BEGIN DATASET EXCERPTS

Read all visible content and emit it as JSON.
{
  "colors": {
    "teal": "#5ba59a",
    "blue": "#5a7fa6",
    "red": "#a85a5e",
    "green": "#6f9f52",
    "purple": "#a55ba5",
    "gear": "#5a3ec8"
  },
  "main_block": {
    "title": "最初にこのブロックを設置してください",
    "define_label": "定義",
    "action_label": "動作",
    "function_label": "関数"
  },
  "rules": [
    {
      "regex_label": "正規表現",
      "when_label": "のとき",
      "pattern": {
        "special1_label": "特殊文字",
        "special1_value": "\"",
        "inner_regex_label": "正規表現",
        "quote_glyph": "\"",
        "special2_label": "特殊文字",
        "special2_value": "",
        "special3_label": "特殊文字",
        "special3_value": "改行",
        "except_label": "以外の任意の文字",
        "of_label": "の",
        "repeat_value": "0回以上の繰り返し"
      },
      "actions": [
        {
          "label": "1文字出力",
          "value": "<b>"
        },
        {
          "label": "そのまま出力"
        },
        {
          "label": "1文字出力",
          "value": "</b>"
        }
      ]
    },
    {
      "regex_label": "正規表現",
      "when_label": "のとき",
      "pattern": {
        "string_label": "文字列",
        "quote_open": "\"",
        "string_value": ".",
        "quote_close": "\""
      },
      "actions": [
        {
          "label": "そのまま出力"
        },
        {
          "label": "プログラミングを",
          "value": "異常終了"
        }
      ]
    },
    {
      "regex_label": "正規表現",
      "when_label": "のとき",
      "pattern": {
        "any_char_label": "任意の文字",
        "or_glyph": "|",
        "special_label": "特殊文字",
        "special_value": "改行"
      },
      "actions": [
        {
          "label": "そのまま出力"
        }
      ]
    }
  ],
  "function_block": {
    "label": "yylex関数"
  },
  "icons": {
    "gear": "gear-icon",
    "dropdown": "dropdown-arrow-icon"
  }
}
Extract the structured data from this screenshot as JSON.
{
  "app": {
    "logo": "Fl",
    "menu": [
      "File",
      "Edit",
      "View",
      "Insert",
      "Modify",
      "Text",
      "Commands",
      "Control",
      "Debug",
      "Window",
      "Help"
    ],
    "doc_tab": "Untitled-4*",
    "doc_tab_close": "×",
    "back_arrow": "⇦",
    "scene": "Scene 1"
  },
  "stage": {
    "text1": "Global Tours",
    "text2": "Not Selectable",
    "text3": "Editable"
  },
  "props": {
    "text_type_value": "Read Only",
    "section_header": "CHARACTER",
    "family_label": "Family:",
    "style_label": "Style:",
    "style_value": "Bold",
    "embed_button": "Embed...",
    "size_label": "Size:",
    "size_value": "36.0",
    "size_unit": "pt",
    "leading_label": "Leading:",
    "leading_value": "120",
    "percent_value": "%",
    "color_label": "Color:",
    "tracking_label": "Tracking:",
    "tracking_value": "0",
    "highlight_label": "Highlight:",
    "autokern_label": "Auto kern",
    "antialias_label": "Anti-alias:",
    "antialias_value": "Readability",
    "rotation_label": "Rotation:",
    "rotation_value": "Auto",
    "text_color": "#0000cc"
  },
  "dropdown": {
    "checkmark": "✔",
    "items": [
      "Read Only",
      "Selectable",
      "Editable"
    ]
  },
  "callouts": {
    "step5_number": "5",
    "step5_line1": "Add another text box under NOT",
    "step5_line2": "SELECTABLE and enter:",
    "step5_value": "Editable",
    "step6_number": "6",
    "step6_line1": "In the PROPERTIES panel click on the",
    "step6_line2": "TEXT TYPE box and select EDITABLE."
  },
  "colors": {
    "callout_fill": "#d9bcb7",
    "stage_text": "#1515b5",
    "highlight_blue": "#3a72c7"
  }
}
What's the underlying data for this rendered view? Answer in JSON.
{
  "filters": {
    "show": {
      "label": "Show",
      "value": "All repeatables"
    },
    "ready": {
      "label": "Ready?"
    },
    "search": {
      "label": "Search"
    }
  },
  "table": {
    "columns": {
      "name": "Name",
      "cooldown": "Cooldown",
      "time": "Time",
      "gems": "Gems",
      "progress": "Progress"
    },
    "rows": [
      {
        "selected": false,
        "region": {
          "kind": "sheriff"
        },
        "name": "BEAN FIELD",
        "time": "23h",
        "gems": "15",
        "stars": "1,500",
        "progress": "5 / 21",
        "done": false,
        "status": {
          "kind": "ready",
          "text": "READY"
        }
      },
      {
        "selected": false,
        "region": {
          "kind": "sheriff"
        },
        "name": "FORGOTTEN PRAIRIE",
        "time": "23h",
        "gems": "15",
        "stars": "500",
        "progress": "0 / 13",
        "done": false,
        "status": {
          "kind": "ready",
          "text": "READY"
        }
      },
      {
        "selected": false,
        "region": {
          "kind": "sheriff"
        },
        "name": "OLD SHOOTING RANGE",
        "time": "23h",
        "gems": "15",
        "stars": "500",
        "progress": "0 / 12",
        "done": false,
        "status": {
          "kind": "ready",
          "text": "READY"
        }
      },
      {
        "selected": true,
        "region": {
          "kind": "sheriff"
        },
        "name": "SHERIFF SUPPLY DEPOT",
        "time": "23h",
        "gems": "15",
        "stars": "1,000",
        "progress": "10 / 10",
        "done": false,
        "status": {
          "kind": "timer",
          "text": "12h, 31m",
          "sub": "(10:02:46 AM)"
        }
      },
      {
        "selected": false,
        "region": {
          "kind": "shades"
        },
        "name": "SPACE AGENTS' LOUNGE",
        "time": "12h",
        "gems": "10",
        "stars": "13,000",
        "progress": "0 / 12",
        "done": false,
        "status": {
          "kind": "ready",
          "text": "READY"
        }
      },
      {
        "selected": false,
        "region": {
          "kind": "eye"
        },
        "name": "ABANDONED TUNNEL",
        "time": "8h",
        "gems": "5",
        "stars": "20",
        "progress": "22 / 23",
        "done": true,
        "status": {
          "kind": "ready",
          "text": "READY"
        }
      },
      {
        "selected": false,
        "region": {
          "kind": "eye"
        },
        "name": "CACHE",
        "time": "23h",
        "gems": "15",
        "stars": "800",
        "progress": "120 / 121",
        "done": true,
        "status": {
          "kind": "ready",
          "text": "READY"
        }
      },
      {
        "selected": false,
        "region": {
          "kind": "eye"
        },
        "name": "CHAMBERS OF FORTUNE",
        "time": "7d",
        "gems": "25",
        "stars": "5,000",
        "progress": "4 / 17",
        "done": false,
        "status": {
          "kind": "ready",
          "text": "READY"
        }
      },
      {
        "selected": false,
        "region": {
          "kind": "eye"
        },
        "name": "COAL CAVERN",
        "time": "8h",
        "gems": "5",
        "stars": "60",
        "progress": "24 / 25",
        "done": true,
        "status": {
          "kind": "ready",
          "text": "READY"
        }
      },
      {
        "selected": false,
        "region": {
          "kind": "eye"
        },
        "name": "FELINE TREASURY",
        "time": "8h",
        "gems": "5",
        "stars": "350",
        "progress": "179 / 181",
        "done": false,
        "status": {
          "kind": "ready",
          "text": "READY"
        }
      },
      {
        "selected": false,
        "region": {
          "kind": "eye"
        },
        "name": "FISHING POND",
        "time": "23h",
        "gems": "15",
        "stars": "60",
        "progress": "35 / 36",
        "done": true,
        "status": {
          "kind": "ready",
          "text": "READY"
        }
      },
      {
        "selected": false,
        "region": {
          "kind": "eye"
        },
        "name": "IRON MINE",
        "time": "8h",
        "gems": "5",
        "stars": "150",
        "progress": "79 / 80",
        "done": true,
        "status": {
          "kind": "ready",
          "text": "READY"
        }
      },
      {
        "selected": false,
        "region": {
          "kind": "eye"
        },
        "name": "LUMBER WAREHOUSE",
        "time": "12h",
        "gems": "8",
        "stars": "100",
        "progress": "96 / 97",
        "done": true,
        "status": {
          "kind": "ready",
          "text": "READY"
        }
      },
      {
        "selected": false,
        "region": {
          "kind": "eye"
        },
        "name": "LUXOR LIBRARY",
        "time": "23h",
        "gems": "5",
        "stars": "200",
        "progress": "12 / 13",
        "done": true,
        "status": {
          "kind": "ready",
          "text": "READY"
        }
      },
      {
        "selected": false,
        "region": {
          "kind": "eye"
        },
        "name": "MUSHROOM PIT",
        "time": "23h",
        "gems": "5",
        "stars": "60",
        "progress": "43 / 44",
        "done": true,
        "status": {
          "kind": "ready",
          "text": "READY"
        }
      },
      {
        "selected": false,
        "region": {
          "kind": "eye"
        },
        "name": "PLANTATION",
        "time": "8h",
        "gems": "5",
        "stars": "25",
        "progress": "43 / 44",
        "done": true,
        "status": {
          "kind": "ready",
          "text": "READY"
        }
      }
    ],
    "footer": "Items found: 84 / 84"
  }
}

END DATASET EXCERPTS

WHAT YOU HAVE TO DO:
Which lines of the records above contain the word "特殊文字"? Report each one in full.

RESPONSE AREA:
        "special1_label": "特殊文字",
        "special2_label": "特殊文字",
        "special3_label": "特殊文字",
        "special_label": "特殊文字",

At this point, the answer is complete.